Disney’s smash hit Newsies won just two Tonys, one for the score by the prolific Alan Menken (improbably, his first Tony) and Jack Feldman, the other for Christopher Gattelli’s athletically robust choreography.
The 80-year-old Mike Nichols, sent to the stage with a kiss and an “I love you” from ABC World News anchor Diane Sawyer (his Mrs.), won his sixth Tony for directing Death of a Salesman, which was chosen best revival of a play. Arthur Miller’s classic, the director noted, “gets truer as time goes by.”
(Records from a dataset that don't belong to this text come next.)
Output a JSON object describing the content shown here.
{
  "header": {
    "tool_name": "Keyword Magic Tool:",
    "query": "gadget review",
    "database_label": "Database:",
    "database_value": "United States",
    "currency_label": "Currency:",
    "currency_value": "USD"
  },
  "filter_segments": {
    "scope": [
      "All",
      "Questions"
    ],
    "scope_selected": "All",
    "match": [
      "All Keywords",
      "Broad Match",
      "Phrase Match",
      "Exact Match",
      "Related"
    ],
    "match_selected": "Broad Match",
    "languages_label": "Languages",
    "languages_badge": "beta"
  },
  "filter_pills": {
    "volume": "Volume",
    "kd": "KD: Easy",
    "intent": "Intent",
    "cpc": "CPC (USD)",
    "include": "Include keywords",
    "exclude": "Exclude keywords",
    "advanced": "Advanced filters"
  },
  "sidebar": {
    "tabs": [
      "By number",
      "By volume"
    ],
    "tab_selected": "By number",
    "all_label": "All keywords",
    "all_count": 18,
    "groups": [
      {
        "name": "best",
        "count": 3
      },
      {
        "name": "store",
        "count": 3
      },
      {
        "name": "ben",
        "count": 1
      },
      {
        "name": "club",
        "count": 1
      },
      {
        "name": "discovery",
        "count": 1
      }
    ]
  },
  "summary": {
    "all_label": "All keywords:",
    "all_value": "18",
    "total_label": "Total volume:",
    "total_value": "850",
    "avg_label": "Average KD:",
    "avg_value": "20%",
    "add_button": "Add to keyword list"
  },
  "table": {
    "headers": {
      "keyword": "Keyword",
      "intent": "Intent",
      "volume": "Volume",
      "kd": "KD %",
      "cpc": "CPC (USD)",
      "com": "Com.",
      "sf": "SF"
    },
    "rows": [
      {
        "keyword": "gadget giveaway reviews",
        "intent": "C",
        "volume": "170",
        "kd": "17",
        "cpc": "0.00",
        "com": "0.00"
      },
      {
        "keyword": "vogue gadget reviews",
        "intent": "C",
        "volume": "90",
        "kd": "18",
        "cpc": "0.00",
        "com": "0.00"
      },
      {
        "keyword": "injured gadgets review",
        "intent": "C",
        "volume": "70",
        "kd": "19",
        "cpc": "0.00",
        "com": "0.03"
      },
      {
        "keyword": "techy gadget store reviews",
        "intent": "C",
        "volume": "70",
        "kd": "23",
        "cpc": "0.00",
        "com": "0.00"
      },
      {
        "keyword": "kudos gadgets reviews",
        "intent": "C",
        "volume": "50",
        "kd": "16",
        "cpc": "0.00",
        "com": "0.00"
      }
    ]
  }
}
The Gershwins’ Porgy and Bess, the reworking of an American classic by director Diane Paulus, playwright Suzan-Lori Parks and musical adapter Dierdre L. Murray, captured the Tony as best revival, beating out Stephen Sondheim and James Goldman’s Follies for the award. Sondheim created a theater-world stir when he wrote a letter to the New York Times (before Porgy and Bess began performances) criticizing the idea of altering a great work. An emotional Audra McDonald, a four-time winner of the best featured actress Tony, won her first leading award for playing Bess. That sumptuous revival of Follies? It won one Tony, for Gregg Barnes’ costume designs.
Judith Light claimed the CBS telecast’s first Tony as best featured actress in a play for Other Desert Cities. Michael McGrath of Nice Work If You Can Get It was named best featured actor in a musical, and his castmate Judy Kaye won her second Tony, tearfully dedicating her best featured actress award to her father, who passed away just a week earlier.
In his third time ‘round hosting the Tonys, the nimbly funny Harris demonstrated why he has become a go-to awards show host (he’s also done the Emmys), sometimes making the bits between the showcased musicals and plays at least as entertaining as some of the excerpts. He described the Tonys, for example, as “50 shades of gay.” He called the dancing news “boys” of Newsies “overly attractive, hyperactive 35-year-old 15-year olds.”
He even dangled upside down for his “art,” turning the normally dull explanation of the Tonys’ founding group, the American Theatre Wing, into a sight-gag dig at the notorious technical malfunctions of Spider-Man: Turn Off the Dark. Which did not, by the way, win any Tonys at all.